- [Task]
Take from the data every line in which the word "profile" is found.

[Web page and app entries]
◇ ◇ ◇ ◇

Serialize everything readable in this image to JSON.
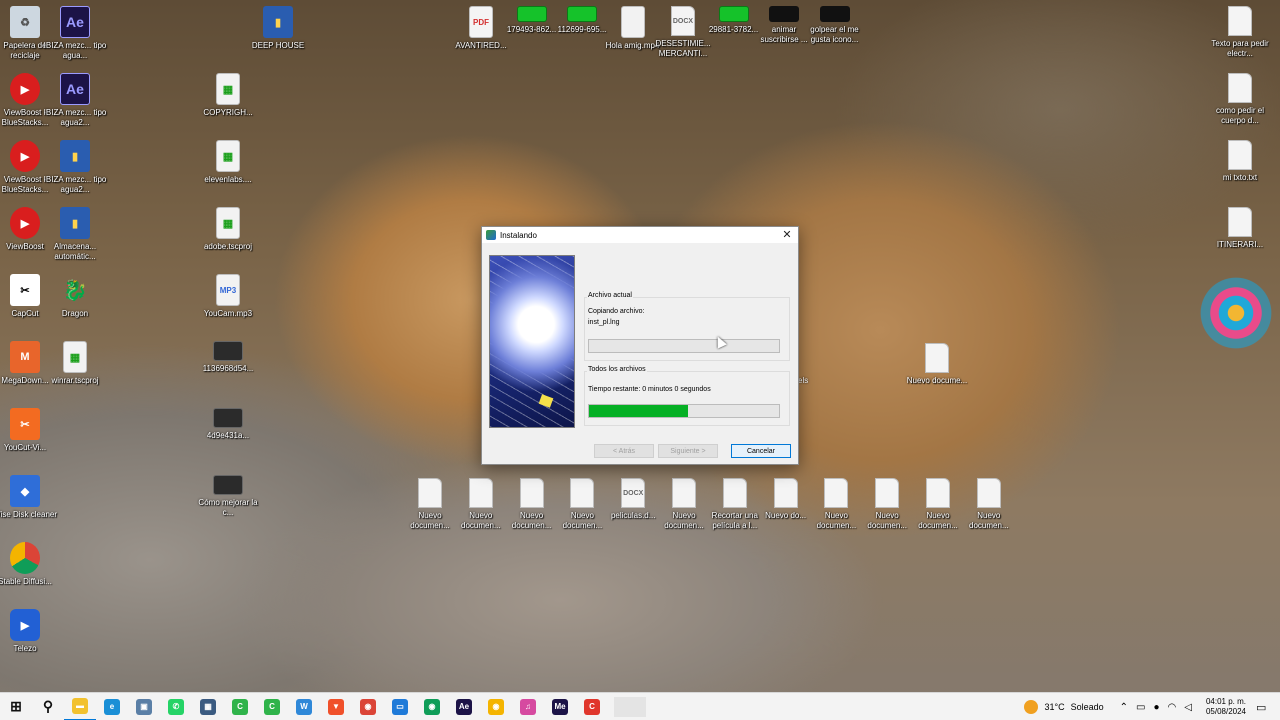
{
  "desktop": {
    "left_column": [
      {
        "label": "Papelera de reciclaje",
        "icon": "recycle-bin-icon",
        "glyph": "♻"
      },
      {
        "label": "ViewBoost - BlueStacks...",
        "icon": "viewboost-icon",
        "glyph": "▶"
      },
      {
        "label": "ViewBoost - BlueStacks...",
        "icon": "viewboost-icon",
        "glyph": "▶"
      },
      {
        "label": "ViewBoost",
        "icon": "viewboost-icon",
        "glyph": "▶"
      },
      {
        "label": "CapCut",
        "icon": "capcut-icon",
        "glyph": "✂"
      },
      {
        "label": "MegaDown...",
        "icon": "mega-icon",
        "glyph": "M"
      },
      {
        "label": "YouCut-Vi...",
        "icon": "youcut-icon",
        "glyph": "✂"
      },
      {
        "label": "Wise Disk cleaner",
        "icon": "wise-disk-icon",
        "glyph": "◆"
      },
      {
        "label": "Stable Diffusi...",
        "icon": "chrome-icon",
        "glyph": ""
      },
      {
        "label": "Telezo",
        "icon": "telezo-icon",
        "glyph": "▶"
      }
    ],
    "second_column": [
      {
        "label": "IBIZA mezc... tipo agua...",
        "icon": "after-effects-icon",
        "glyph": "Ae"
      },
      {
        "label": "IBIZA mezc... tipo agua2...",
        "icon": "after-effects-icon",
        "glyph": "Ae"
      },
      {
        "label": "IBIZA mezc... tipo agua2...",
        "icon": "book-icon",
        "glyph": "▮"
      },
      {
        "label": "Almacena... automátic...",
        "icon": "book-icon",
        "glyph": "▮"
      },
      {
        "label": "Dragon",
        "icon": "dragon-icon",
        "glyph": "🐉"
      },
      {
        "label": "winrar.tscproj",
        "icon": "video-project-icon",
        "glyph": "▦"
      }
    ],
    "third_column": [
      {
        "label": "COPYRIGH...",
        "icon": "video-project-icon",
        "glyph": "▦"
      },
      {
        "label": "elevenlabs....",
        "icon": "video-project-icon",
        "glyph": "▦"
      },
      {
        "label": "adobe.tscproj",
        "icon": "video-project-icon",
        "glyph": "▦"
      },
      {
        "label": "YouCam.mp3",
        "icon": "mp3-file-icon",
        "glyph": "MP3"
      },
      {
        "label": "1136968d54...",
        "icon": "video-thumbnail-icon",
        "glyph": ""
      },
      {
        "label": "4d9e431a...",
        "icon": "video-thumbnail-icon",
        "glyph": ""
      },
      {
        "label": "Cómo mejorar la c...",
        "icon": "video-thumbnail-icon",
        "glyph": ""
      }
    ],
    "deep_house": {
      "label": "DEEP HOUSE",
      "icon": "book-icon",
      "glyph": "▮"
    },
    "top_row": [
      {
        "label": "AVANTIRED...",
        "icon": "pdf-file-icon",
        "glyph": "PDF"
      },
      {
        "label": "179493-862...",
        "icon": "green-video-icon",
        "glyph": ""
      },
      {
        "label": "112699-695...",
        "icon": "green-video-icon",
        "glyph": ""
      },
      {
        "label": "Hola amig.mp4",
        "icon": "mp4-file-icon",
        "glyph": ""
      },
      {
        "label": "DESESTIMIE... MERCANTI...",
        "icon": "docx-file-icon",
        "glyph": "DOCX"
      },
      {
        "label": "29881-3782...",
        "icon": "green-video-icon",
        "glyph": ""
      },
      {
        "label": "animar suscribirse ...",
        "icon": "black-video-icon",
        "glyph": ""
      },
      {
        "label": "golpear el me gusta icono...",
        "icon": "black-video-icon",
        "glyph": ""
      }
    ],
    "right_column": [
      {
        "label": "Texto para pedir electr...",
        "icon": "text-file-icon",
        "glyph": ""
      },
      {
        "label": "como pedir el cuerpo d...",
        "icon": "text-file-icon",
        "glyph": ""
      },
      {
        "label": "mi txto.txt",
        "icon": "text-file-icon",
        "glyph": ""
      },
      {
        "label": "ITINERARI...",
        "icon": "text-file-icon",
        "glyph": ""
      }
    ],
    "middle_right": {
      "label": "Nuevo docume...",
      "icon": "text-file-icon",
      "glyph": ""
    },
    "partial_label": "els",
    "bottom_row": [
      {
        "label": "Nuevo documen...",
        "icon": "text-file-icon",
        "glyph": ""
      },
      {
        "label": "Nuevo documen...",
        "icon": "text-file-icon",
        "glyph": ""
      },
      {
        "label": "Nuevo documen...",
        "icon": "text-file-icon",
        "glyph": ""
      },
      {
        "label": "Nuevo documen...",
        "icon": "text-file-icon",
        "glyph": ""
      },
      {
        "label": "peliculas.d...",
        "icon": "docx-file-icon",
        "glyph": "DOCX"
      },
      {
        "label": "Nuevo documen...",
        "icon": "text-file-icon",
        "glyph": ""
      },
      {
        "label": "Recortar una película a l...",
        "icon": "text-file-icon",
        "glyph": ""
      },
      {
        "label": "Nuevo do...",
        "icon": "text-file-icon",
        "glyph": ""
      },
      {
        "label": "Nuevo documen...",
        "icon": "text-file-icon",
        "glyph": ""
      },
      {
        "label": "Nuevo documen...",
        "icon": "text-file-icon",
        "glyph": ""
      },
      {
        "label": "Nuevo documen...",
        "icon": "text-file-icon",
        "glyph": ""
      },
      {
        "label": "Nuevo documen...",
        "icon": "text-file-icon",
        "glyph": ""
      }
    ]
  },
  "dialog": {
    "title": "Instalando",
    "close_glyph": "✕",
    "current_file_group": {
      "title": "Archivo actual",
      "line1": "Copiando archivo:",
      "line2": "inst_pl.lng",
      "progress": 0
    },
    "all_files_group": {
      "title": "Todos los archivos",
      "line1": "Tiempo restante: 0 minutos 0 segundos",
      "progress": 0.52
    },
    "buttons": {
      "back": "< Atrás",
      "next": "Siguiente >",
      "cancel": "Cancelar"
    }
  },
  "taskbar": {
    "start_glyph": "⊞",
    "search_glyph": "⚲",
    "apps": [
      {
        "name": "file-explorer-icon",
        "color": "#f2c12e",
        "glyph": "▬"
      },
      {
        "name": "edge-icon",
        "color": "#1a8fd6",
        "glyph": "e"
      },
      {
        "name": "app-icon-1",
        "color": "#5a7fa6",
        "glyph": "▣"
      },
      {
        "name": "whatsapp-icon",
        "color": "#25d366",
        "glyph": "✆"
      },
      {
        "name": "app-icon-2",
        "color": "#3a5a80",
        "glyph": "▦"
      },
      {
        "name": "camtasia-icon",
        "color": "#2fb34a",
        "glyph": "C"
      },
      {
        "name": "camtasia-icon-2",
        "color": "#2fb34a",
        "glyph": "C"
      },
      {
        "name": "word-w-icon",
        "color": "#2f88d8",
        "glyph": "W"
      },
      {
        "name": "brave-icon",
        "color": "#f0502a",
        "glyph": "▼"
      },
      {
        "name": "chrome-icon",
        "color": "#db4437",
        "glyph": "◉"
      },
      {
        "name": "remote-desktop-icon",
        "color": "#1f7ad8",
        "glyph": "▭"
      },
      {
        "name": "chrome-profile-icon",
        "color": "#0f9d58",
        "glyph": "◉"
      },
      {
        "name": "after-effects-icon",
        "color": "#1c1347",
        "glyph": "Ae"
      },
      {
        "name": "chrome-profile-icon-2",
        "color": "#f4b400",
        "glyph": "◉"
      },
      {
        "name": "headphones-icon",
        "color": "#d64aa0",
        "glyph": "♫"
      },
      {
        "name": "media-encoder-icon",
        "color": "#1c1347",
        "glyph": "Me"
      },
      {
        "name": "camtasia-red-icon",
        "color": "#e0362c",
        "glyph": "C"
      }
    ],
    "weather": {
      "temp": "31°C",
      "condition": "Soleado"
    },
    "tray_chevron": "⌃",
    "clock": {
      "time": "04:01 p. m.",
      "date": "05/08/2024"
    },
    "notif_glyph": "▭"
  }
}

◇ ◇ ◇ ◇

- [Exercise solution]
        "name": "chrome-profile-icon",
        "name": "chrome-profile-icon-2",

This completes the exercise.